(Saved entries)
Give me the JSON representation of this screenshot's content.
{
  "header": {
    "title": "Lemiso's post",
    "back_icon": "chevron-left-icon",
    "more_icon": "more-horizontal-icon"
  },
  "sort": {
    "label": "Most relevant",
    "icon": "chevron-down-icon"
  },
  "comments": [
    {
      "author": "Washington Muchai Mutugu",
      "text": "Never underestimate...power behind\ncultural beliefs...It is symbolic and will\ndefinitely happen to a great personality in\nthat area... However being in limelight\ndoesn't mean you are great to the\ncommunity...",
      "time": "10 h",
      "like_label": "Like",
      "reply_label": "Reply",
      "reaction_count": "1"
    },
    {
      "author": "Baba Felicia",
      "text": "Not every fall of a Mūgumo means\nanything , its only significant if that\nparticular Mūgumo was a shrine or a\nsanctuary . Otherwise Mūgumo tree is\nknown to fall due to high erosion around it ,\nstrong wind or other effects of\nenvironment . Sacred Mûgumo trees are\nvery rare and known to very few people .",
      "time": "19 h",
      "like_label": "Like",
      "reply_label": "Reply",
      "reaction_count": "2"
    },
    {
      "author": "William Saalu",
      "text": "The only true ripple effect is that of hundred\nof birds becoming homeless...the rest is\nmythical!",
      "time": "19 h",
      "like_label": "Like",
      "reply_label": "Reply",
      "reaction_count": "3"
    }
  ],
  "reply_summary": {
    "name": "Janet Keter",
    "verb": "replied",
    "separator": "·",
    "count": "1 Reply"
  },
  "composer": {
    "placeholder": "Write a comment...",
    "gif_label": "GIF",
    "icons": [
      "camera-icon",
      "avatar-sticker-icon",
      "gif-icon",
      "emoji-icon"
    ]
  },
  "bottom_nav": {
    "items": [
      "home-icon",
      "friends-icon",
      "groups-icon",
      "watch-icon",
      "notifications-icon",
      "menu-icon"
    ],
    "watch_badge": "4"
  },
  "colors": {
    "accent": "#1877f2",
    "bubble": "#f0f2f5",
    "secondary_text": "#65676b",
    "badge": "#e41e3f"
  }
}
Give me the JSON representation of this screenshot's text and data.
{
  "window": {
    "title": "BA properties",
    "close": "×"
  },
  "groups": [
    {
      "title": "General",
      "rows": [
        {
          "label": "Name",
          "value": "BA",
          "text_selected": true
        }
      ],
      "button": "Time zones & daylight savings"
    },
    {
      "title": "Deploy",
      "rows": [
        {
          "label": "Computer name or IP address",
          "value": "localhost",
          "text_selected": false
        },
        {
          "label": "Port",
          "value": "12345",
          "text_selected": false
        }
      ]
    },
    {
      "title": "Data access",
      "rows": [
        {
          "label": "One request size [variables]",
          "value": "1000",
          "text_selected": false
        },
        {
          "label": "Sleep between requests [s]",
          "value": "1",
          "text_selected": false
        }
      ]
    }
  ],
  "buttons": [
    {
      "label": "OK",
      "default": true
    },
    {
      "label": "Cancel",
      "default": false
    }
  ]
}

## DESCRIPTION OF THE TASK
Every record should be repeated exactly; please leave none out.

## YOUR RESPONSE
Give me the JSON representation of this screenshot's content.
{
  "header": {
    "title": "Lemiso's post",
    "back_icon": "chevron-left-icon",
    "more_icon": "more-horizontal-icon"
  },
  "sort": {
    "label": "Most relevant",
    "icon": "chevron-down-icon"
  },
  "comments": [
    {
      "author": "Washington Muchai Mutugu",
      "text": "Never underestimate...power behind\ncultural beliefs...It is symbolic and will\ndefinitely happen to a great personality in\nthat area... However being in limelight\ndoesn't mean you are great to the\ncommunity...",
      "time": "10 h",
      "like_label": "Like",
      "reply_label": "Reply",
      "reaction_count": "1"
    },
    {
      "author": "Baba Felicia",
      "text": "Not every fall of a Mūgumo means\nanything , its only significant if that\nparticular Mūgumo was a shrine or a\nsanctuary . Otherwise Mūgumo tree is\nknown to fall due to high erosion around it ,\nstrong wind or other effects of\nenvironment . Sacred Mûgumo trees are\nvery rare and known to very few people .",
      "time": "19 h",
      "like_label": "Like",
      "reply_label": "Reply",
      "reaction_count": "2"
    },
    {
      "author": "William Saalu",
      "text": "The only true ripple effect is that of hundred\nof birds becoming homeless...the rest is\nmythical!",
      "time": "19 h",
      "like_label": "Like",
      "reply_label": "Reply",
      "reaction_count": "3"
    }
  ],
  "reply_summary": {
    "name": "Janet Keter",
    "verb": "replied",
    "separator": "·",
    "count": "1 Reply"
  },
  "composer": {
    "placeholder": "Write a comment...",
    "gif_label": "GIF",
    "icons": [
      "camera-icon",
      "avatar-sticker-icon",
      "gif-icon",
      "emoji-icon"
    ]
  },
  "bottom_nav": {
    "items": [
      "home-icon",
      "friends-icon",
      "groups-icon",
      "watch-icon",
      "notifications-icon",
      "menu-icon"
    ],
    "watch_badge": "4"
  },
  "colors": {
    "accent": "#1877f2",
    "bubble": "#f0f2f5",
    "secondary_text": "#65676b",
    "badge": "#e41e3f"
  }
}
Give me the JSON representation of this screenshot's text and data.
{
  "window": {
    "title": "BA properties",
    "close": "×"
  },
  "groups": [
    {
      "title": "General",
      "rows": [
        {
          "label": "Name",
          "value": "BA",
          "text_selected": true
        }
      ],
      "button": "Time zones & daylight savings"
    },
    {
      "title": "Deploy",
      "rows": [
        {
          "label": "Computer name or IP address",
          "value": "localhost",
          "text_selected": false
        },
        {
          "label": "Port",
          "value": "12345",
          "text_selected": false
        }
      ]
    },
    {
      "title": "Data access",
      "rows": [
        {
          "label": "One request size [variables]",
          "value": "1000",
          "text_selected": false
        },
        {
          "label": "Sleep between requests [s]",
          "value": "1",
          "text_selected": false
        }
      ]
    }
  ],
  "buttons": [
    {
      "label": "OK",
      "default": true
    },
    {
      "label": "Cancel",
      "default": false
    }
  ]
}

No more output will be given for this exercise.